Ritz J.-P.,Klinik fur Allgemein und Viszeralchirurgie
Chirurg | Year: 2015
Every surgical intervention is associated with the risk of intraoperative complications. These occur in approximately 2–12 % of patients but significantly influence the postoperative outcome, overall complication and mortality rates. This article presents the treatment of typical intraoperative complications during surgery of the lower gastrointestinal tract with a focus on the prevention and identification of risk factors. Especially changes in the regular anatomy caused by previous surgery, inflammation, tumors and emergency situations carry the risk of iatrogenic injuries to the bowels, spleen, ureter and blood vessels. These risk factors must be considered when choosing a surgical procedure, a surgical approach or an appropriate surgeon. The early detection of complications with a definitive restoration is the essential step for a successful treatment without long-term sequelae. Every delay in therapy is associated with an increased morbidity and mortality and should be avoided. © 2015, Springer-Verlag Berlin Heidelberg.

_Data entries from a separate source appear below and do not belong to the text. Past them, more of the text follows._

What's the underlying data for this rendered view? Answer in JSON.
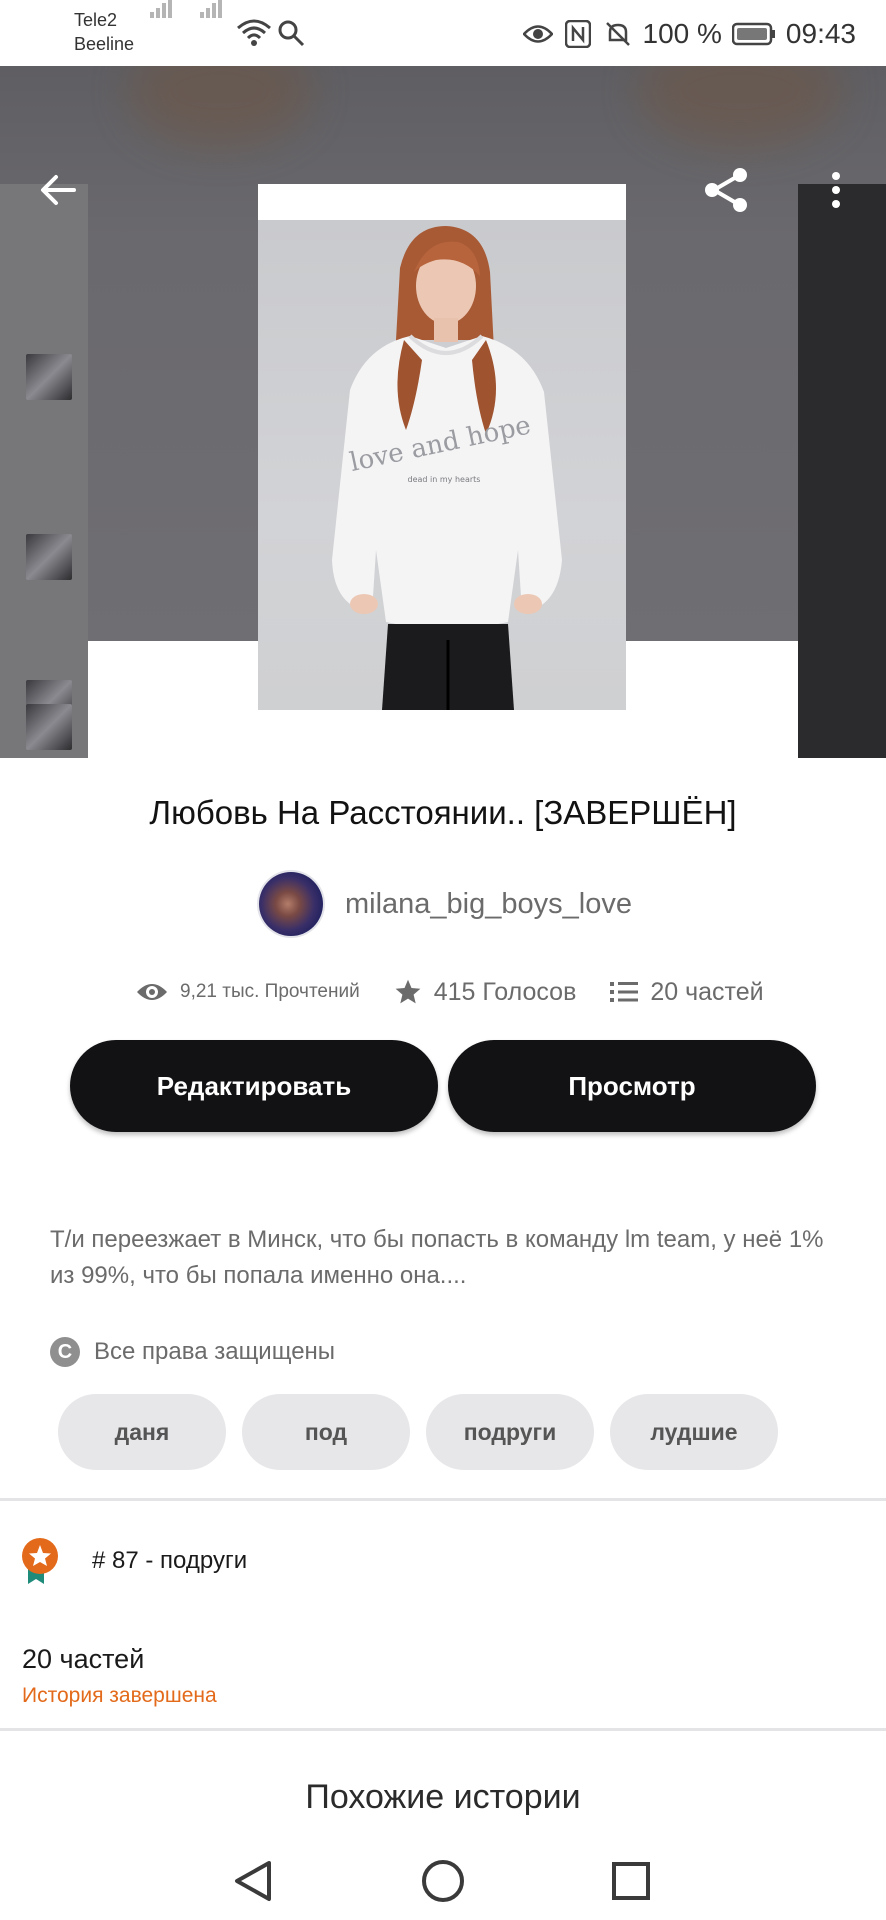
{
  "status_bar": {
    "carrier_1": "Tele2",
    "carrier_2": "Beeline",
    "battery": "100 %",
    "time": "09:43",
    "icons": [
      "signal-icon",
      "signal-icon",
      "wifi-icon",
      "search-icon",
      "eye-icon",
      "nfc-icon",
      "mute-icon",
      "battery-icon"
    ]
  },
  "toolbar": {
    "back_icon": "arrow-left-icon",
    "share_icon": "share-icon",
    "more_icon": "more-vertical-icon"
  },
  "story": {
    "title": "Любовь На Расстоянии.. [ЗАВЕРШЁН]",
    "author": "milana_big_boys_love",
    "reads": "9,21 тыс. Прочтений",
    "votes": "415 Голосов",
    "parts": "20 частей",
    "description": "Т/и переезжает в Минск, что бы попасть в команду lm team, у неё 1% из 99%, что бы попала именно она....",
    "copyright": "Все права защищены",
    "copyright_symbol": "C"
  },
  "buttons": {
    "edit": "Редактировать",
    "view": "Просмотр"
  },
  "tags": [
    "даня",
    "под",
    "подруги",
    "лудшие"
  ],
  "ranking": {
    "text": "# 87 - подруги"
  },
  "parts_info": {
    "count": "20 частей",
    "status": "История завершена"
  },
  "similar": {
    "title": "Похожие истории"
  },
  "colors": {
    "button_bg": "#121214",
    "accent_orange": "#e36a1b",
    "tag_bg": "#e7e7e9",
    "badge_teal": "#1f8b7a"
  }
}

Schiedeck T.H.K.,Klinik fur Allgemein und Viszeralchirurgie
Chirurg | Year: 2015
Major complications only rarely occur after rectal prolapse surgery. Generally, the spectrum of possible complications should always be considered depending on the selected surgical procedure. Minor complications in all techniques have been described in up to 36 %. The commonest complication is bleeding with 2–5 %, urinary tract infections and wound infections. Finally, the risk of recurrence must be considered, which shows substantial differences (4–40 %); therefore, no operation technique can be given preference based solely on the risk of recurrence. Therapy decisions are always more individualized and must take the personal environment of the patient as well as the experience of the surgeon into consideration. © 2015, Springer-Verlag Berlin Heidelberg.
Ruppert R.,Klinik fur Allgemein und Viszeralchirurgie
Chirurg | Year: 2016
The treatment for hemorrhoids ranges from conservative management to surgical procedures. The procedures are tailored to the individual grading of hemorrhoids and the individual complaints. The standard Goligher classification of the hemorrhoids is the basis for further treatment and no differentiation is made between segmental hemorrhoids and circular hemorrhoids. In the case of advanced circular hemorrhoid disease the surgical procedure with a stapler, so-called stapler anopexy, is the procedure of choice. © 2016 Springer-Verlag Berlin Heidelberg